Thursday, March 22, 2012

A dose of recycling: Trailer Park Life

It’s a hectic week at the Tearoom, so no new post today. Instead, a repeat of some Trailer Park Boys love, because I’ve been watching it all week, and because I’ll be seeing these boys’ live show tomorrow night.

Things will probably get greasy.

There are a shitload of good television comedies out there at the moment. Larry David continues to embarrass and amaze, the Thick of It’s cast take profanity to transcendent new levels while still plumbing the depths of powerful despair and I don’t give a damn what anybody else says – The Simpsons is still fucking funny.

But if I had to pick an absolute favourite comedy of the past few years, it would probably be Trailer Park Boys, because I never, ever get sick of watching that show.

It’s just so greasy and so, so real. There are universal truths in this Canadian trailer park, along with some of the dumbest people on the planet. We’ve all known cats and dogs that are smarter than Corey and Trevor, but few that were as funny as these boys.

It’s dirty and messy, but it’s not just high definition piss jugs and rocket appliances, it’s also a never-ending drama revolving around Ricky’s efforts to win Lucy, Julian’s ability to have a drink in his hands (no matter what the circumstances) and Bubbles’ sheer good nature.

Outside of the main characters, there is a brilliant range of minor faces, all fabulously entertaining and horribly familiar. There is Cyrus' continued failure to prove he's a tough guy, Jim Lahey’s endless falling off the wagon and Phil Collins & Randy’s dirty burger bellies. There are people so greasy they have to be hosed down, because they leave marks on chairs they have been sitting in, and there are entire sub-cultures in the trailer park, like J-Rock’s dirty movies and white-trash raps.

There is also something really clever and really, really funny about the fact that everyone in the park thinks Bubbles is the smartest man they know, mainly because it’s true. He might live in a shed, drive around in a go-kart and have glasses that are bigger than the moon, but he also sees all the angles and knows when a bad shitblizzard is going to hit the park.

Unless he is under the spell of an evil puppet, Bubbles is also a genuinely decent guy who never wants to hurt anybody – when his friends inevitably get into gunfights, he’s got their back, but always fires into the air so he can be sure nobody gets hurt.

There is also something really funny when people who have been drinking all day experience some sort of triumph, and storm off yelling “I’m going to get fucking drunk tonight!”, or when a dirty liquor and cheeseburger party gets out of control, or when characters figure that the only way to get their life back together is by growing dope through denial and error, and man, I never get sick of all that dodgy stuff.

It’s not only funny when they completely fail to be criminals, it’s also a laugh when they actually get away with it, because they’ll just lose their big score all over again.

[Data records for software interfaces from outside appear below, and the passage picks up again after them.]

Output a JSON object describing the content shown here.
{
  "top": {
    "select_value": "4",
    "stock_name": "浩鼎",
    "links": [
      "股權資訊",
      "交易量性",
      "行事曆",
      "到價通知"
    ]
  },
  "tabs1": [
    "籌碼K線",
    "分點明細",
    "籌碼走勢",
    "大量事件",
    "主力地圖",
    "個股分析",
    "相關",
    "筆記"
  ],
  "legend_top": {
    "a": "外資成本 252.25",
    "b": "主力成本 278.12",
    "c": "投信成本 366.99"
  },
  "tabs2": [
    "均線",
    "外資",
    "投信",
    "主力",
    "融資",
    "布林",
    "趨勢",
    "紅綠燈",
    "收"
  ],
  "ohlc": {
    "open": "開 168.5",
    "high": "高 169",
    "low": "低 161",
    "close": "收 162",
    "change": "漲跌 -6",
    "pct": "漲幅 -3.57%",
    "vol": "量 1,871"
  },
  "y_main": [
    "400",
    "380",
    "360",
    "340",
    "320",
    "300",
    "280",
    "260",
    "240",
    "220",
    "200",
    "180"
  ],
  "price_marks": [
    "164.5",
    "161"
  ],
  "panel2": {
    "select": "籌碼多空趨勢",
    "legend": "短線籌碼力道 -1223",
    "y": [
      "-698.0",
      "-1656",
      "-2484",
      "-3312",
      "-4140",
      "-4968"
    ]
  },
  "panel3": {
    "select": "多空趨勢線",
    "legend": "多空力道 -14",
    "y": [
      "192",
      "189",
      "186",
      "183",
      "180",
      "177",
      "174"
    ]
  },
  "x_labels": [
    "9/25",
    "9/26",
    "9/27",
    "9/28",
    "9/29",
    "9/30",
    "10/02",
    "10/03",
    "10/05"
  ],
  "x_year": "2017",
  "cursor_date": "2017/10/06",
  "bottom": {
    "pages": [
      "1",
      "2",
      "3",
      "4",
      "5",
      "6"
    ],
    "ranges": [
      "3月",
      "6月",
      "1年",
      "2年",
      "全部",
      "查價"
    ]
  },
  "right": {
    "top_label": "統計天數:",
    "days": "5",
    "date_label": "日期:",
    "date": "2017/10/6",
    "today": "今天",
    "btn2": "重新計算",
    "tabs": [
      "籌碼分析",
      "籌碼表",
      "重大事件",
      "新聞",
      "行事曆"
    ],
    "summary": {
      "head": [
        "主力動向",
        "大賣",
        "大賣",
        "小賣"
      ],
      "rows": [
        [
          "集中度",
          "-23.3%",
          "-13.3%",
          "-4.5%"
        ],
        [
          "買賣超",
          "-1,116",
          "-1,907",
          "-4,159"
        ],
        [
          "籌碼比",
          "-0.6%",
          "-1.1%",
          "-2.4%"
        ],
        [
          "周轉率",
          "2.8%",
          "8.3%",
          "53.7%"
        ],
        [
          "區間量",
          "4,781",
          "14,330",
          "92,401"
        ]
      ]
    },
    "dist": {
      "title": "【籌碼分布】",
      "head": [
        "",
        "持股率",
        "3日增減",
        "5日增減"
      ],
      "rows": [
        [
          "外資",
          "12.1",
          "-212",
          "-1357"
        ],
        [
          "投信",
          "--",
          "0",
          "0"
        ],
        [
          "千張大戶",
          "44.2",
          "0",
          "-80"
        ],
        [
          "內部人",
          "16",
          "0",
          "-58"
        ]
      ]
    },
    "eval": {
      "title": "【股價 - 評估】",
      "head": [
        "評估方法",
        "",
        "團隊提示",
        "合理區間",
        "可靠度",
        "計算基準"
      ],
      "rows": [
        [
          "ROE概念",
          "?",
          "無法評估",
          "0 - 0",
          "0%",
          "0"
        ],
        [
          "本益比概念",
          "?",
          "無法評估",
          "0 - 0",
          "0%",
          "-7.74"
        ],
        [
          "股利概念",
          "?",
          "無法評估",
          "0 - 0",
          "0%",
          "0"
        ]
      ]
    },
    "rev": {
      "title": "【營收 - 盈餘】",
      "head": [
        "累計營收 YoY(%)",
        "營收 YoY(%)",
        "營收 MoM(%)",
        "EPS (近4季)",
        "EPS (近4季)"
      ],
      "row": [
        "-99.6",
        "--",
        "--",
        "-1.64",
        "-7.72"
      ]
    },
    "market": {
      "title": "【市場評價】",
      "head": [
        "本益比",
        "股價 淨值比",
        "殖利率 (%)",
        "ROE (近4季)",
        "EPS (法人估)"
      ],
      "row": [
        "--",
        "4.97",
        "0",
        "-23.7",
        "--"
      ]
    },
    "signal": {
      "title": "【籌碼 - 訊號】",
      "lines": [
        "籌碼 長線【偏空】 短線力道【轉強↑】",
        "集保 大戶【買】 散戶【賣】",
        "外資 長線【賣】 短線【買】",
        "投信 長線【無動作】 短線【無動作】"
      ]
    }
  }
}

In seven years of television shows and a couple of movies, there has been an extraordinary amount of good material featuring these people who drift through life, getting stoned, having a few drinks. It’s no big deal, just as long as they’ve got the good fish sticks, not the cheap ones. The money from their dodgy deals comes and goes, and it doesn’t matter.

Despite this endless cycle of repetition, along with the fact that nobody ever learns anything, the series never felt tired, even after a decade of running around in circles. Part of this was due to the creators’ willingness to make things as ridiculous as possible, while still holding a tight grip on reality, and part of it was due to the genuine affection displayed for the characters.

They live in dumps, aren’t too bright and never really got the idea of concepts like the law, but they’re still loyal to each other, still try to do the right thing.

Even when it descends into gunplay or pants-less fights, there is no real harm done here. It’s just the way life in a Canadian trailer park goes down.

And for something that delights in the depths human stupidity can plummet to, it’s also a deceptively smart show. It relies on a surprisingly convoluted continuity, while also ensuring that any season can be watched in any order, and it will still make sense. The show drips with all kinds of irony and can sometimes go off in weird and unexpected directions, all done on a minuscule budget.

And it can also be remarkably sweet - these characters do steal and drink too much and get into all sorts of shenanigans, but they also genuinely care for each other. There is loyalty and real love within the gates of this park.

The last time the world got to see inside the Sunnyvale Trailer Park, the eternal war between our heroes and Jim Leahy had been won by the supervisor, who was off in paradise, getting drunk and sunburnt and passing out in the swimming pool. It’s unlikely to be the end of the road for the Trailer Park Boys, and they’ve even put on a live show since the movie, so it’s bound to come back, sooner or later.

I’ll be waiting. I’ve never lived in a trailer park, (although I have relatives who did), but you don’t have to live this greasy lifestyle to make a connection. Trailer park people are just people, with all the same fears and desires as the rest of us.

They might not be able to pronounce jalapeño properly, or might spend a bit too much time at the Gentlemen’s Club, but it’s still a rich and rewarding experience to follow lives on the Sunnyvale side.

1 comment:

FreshPeace said...

That show is just great. Watched every season, never gets old :)